The key to the light of this picture was a lighting box for the reflections.
There are area lights, too, but the main materiality comes from the reflectors.
Dandelion of Screws: 3ds max, Rhino, Mental ray
The concept of Dandelion looks interesting. How did you go about modeling it? Were the screws instanced?
Oh yes. Because of the extreme high polygon count of this scene
(More than 3 millions), I had to find a way to keep it editable in the Viewports
of 3dsmax. Every Screw has got a real 3d thread.The key was an X-Ref
Structure. Basically there are 2 screws.All the others were loaded just
on rendering time on demand.In the Viewports, only simply proxy objects
were shown.This makes the render process even much more exciting.
Spoonflower: 3ds max, mental ray
You have achieved some amazing metal shaders and reflections in render “The Spoonflower”. Any special tips?
Itâ€™s all not magic. Itâ€™s just like taking photos! The shader on this picture
is a real simple reflection material. Thereâ€™s no falloff map or such things
included. All of the materiality comes just from the â€?offsceneâ€? â€“ scene.
Out of all your artworks, which stands your personal favorite?
I think “Self illumination” is my personal favorite. It was the “directline”
from brain to picture. After all the aspects of this picture were clearly

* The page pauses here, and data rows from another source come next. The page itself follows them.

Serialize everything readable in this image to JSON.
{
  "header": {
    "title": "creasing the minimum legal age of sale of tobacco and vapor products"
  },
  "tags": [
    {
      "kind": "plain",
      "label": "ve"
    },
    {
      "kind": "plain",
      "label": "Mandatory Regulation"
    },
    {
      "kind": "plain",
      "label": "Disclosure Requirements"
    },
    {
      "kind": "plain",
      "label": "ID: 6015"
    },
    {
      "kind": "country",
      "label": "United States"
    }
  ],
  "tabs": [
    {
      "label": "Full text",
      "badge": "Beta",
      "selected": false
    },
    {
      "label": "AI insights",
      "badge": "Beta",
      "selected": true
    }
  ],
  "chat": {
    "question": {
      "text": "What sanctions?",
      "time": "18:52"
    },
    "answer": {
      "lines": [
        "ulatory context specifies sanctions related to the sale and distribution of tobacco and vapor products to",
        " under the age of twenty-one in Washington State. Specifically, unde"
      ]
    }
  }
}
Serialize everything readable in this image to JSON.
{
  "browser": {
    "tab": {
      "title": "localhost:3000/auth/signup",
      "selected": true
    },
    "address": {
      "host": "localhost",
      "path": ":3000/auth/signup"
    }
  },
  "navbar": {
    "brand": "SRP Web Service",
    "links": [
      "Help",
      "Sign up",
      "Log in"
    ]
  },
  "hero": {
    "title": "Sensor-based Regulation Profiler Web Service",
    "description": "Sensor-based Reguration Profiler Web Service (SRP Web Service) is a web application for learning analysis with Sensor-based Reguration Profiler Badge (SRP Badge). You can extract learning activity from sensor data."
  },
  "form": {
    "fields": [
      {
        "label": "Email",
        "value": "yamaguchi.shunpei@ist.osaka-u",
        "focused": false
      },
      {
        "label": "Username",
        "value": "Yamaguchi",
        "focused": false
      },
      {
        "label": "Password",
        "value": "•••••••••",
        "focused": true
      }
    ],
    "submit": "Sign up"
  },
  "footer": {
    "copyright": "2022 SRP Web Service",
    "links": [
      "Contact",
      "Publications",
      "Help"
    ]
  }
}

in my brain I just realized it within 3 days. There have been no blindalleys,
or other retarding things. There was not a single momentwasted on it.
I wish it could go always this way.
Who is your mentor/hero in the CG world?
I donâ€™t really have a mentor or hero in the CG world. But of course
there are some artist that makes pictures which impressed me a lot.
Some of these peoples are Thomas Suurland, Meats Meier, Tim Borgmann,
Antropus or Joana Garrido. They all did some very interesting pictures
and got a unique style that inspired me. Aside the CG World Iâ€™m most
impressed by Leonardo da Vinci. To get just a little fraction of his
incredible imagination and creativity would be my ultimate goal.
What are your future plans?
In the near-term I like to make more holidays to get out of the stress
and to free my brain. I like to make more sports and I like to just enjoy
the briefly warm days of Germanys summer. After that I would like to
enhance my portfolio with new pictures. I always wanted to be a part
of a big movie project like lord of the rings. But after some time of working
in photo studio I think pictures are my true passion. They are directly, you
can make them on your own, without a big team and they are most
compatible with the internet. For me itâ€™s now a dream to be a free
illustrator that mainly realizes his own ideas, just like famous photographers
that make their own photo arts.But I know that thiswill stay a dream.
Any message you would want to give to the readers of animationxpress? Any advice to wanabe 3d artists?
I just can say that the most important property of a good 3d artist
is basically his level of fascination. The more you are interested in
this theme, the more you will understand about the reality. All the needed
features like a more sensible perception of reality and allthe technical
knowledge will come to you if you just got a deeply interest in this theme.
Tutorials can bring you to a certain kindof level. To get higher youâ€™ve just
got to open your eyes andjust look into the reality. Read less â€“ Watch more!